At this year’s Oscars, the spotlight was decidedly on women’s equality. #AskHerMore, a campaign started by The Representation Project last year, uses “film as a catalyst to inspire individuals and communities to challenge and overcome limiting stereotypes, so that everyone—regardless of gender, race, class, age, sexual orientation or circumstance—can fulfill their human potential.” The campaign took center stage at the Oscars, with prominent women like Reese Witherspoon stressing, “This is a movement to say we’re more than just our dresses.”
The Representation Project’s effort paid off – #AskHerMore trended throughout the Oscars, and there was a marked shift in the types of questions that were asked of women on the red carpet. The success of this effort shows that tying your hashtag to popular events has the potential to launch your campaign into the view of a wide, and likely, most engaged, audience.
Catchy images have a way of taking off online, as they are often recycled and repurposed for new and diverse campaigns. A good hashtag campaign utilizes the best of what has gone viral and tweaks it for its own purposes.
As such, viral imagery is the third component of what makes a “hashtag activism” campaign successful. We saw the impact of viral imagery when a question surrounding the color of a now notorious black and blue dress made its way onto everyone’s social media feeds, spurring people from all walks of life to begin weighing in on what color they saw when looking at the contentious dress. (…it’s white and gold!).
(See: “The Science of Why No One Agrees on the Color of this Dress,” WIRED)

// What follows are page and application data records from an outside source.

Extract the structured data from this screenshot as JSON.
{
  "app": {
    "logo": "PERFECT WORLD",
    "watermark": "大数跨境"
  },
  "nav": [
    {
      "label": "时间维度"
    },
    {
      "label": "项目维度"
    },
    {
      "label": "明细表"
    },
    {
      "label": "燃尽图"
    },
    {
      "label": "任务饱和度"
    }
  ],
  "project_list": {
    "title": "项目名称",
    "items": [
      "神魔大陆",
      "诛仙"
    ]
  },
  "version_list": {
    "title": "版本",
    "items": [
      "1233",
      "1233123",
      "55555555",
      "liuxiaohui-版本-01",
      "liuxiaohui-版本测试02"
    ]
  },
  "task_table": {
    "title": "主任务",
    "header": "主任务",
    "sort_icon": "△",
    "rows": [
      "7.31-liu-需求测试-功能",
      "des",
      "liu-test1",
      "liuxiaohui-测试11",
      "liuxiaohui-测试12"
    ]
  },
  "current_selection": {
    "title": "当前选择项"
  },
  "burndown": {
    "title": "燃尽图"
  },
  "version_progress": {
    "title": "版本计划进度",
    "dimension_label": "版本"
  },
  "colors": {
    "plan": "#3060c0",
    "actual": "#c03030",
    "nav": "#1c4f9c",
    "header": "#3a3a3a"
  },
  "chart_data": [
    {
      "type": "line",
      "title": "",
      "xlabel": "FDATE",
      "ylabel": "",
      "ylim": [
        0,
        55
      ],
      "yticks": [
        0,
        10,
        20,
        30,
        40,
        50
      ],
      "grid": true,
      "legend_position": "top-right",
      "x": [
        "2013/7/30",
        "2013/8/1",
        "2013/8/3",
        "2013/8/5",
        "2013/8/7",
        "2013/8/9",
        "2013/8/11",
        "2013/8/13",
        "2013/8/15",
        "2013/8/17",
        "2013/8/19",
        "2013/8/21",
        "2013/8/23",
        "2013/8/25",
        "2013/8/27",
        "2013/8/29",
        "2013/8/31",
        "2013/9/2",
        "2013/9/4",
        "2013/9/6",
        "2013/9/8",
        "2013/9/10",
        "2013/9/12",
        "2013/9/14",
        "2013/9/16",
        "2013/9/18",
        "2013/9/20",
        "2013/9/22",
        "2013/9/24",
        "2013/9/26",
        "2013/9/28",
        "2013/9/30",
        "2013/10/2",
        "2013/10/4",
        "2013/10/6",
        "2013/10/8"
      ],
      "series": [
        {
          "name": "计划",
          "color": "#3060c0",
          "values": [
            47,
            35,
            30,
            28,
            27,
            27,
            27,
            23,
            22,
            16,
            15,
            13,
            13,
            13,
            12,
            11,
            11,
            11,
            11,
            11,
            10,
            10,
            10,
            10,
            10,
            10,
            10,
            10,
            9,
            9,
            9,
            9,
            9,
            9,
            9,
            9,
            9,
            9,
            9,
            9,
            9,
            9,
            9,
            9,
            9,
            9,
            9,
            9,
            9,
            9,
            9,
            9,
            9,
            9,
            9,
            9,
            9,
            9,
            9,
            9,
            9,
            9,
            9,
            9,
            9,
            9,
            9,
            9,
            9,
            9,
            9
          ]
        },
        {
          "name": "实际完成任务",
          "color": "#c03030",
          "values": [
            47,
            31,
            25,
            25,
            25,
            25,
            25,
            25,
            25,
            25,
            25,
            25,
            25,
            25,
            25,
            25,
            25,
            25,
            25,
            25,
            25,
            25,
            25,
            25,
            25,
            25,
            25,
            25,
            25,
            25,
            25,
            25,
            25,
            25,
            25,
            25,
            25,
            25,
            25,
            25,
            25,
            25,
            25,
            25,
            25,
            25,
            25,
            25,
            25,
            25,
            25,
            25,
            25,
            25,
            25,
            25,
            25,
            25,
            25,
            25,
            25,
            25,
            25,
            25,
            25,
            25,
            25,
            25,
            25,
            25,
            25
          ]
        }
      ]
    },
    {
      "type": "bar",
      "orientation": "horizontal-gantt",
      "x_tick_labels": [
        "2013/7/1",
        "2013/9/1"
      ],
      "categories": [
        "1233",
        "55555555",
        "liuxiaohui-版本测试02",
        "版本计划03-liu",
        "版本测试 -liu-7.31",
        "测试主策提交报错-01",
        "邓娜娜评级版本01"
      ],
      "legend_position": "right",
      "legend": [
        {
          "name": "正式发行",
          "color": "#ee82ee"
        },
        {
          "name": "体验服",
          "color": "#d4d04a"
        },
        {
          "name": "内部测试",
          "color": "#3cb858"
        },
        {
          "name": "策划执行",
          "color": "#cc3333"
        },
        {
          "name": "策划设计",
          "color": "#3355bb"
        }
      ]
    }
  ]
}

The drama around #TheDress became such a phenomenon that the Salvation Army in South Africa ingeniously leveraged the significance of the image to shed light on the pressing issue of domestic abuse. What was initially a light-hearted controversy became a critical rallying point for the Salvation Army’s campaign, “Why is it so hard to see black and blue?” The campaign draws attention to trafficking of women and children, which is a critical issue in South Africa and has been linked directly to domestic abuse in the country.
(Source: The Salvation Army creates anti-abuse ad using ‘the dress’, Mashable)
The campaign’s initial tweet has since amassed 17,000 retweets and 8,200 favorites. Picked up by publications and activists alike, the campaign went worldwide in a matter of minutes, and, over the course of just a few days, the campaign under #StopAbuseAgainstWomen was tweeted by 55,000 Twitter users, yielding more than 101 million estimated impressions.
(*Graph depicts number of tweets under #StopAbuseAgainstWomen since the launch of the Salvation Army’s campaign.)
While viral images are often used for fun, the Salvation Army’s example shed light on a topic that more often than not is avoided. THAT is what hashtag activism does for movements, organizations and activists. Imagery helps convey the message when words may not do the job.
So what’s in it for you?
Learning to create and execute a hashtag campaign will take your advocacy efforts to the next level. Right now, hashtag activism is largely grassroots, connected to the activist and not-for-profit organizations; an opportunity for them to reach their constituents without breaking the bank. Tying your content to a unifying factor, giving a voice to widespread opinions, attaching your story to what is timely and trending, and connecting your content to viral imagery will create the biggest splash and guarantee the most eyeballs on your content.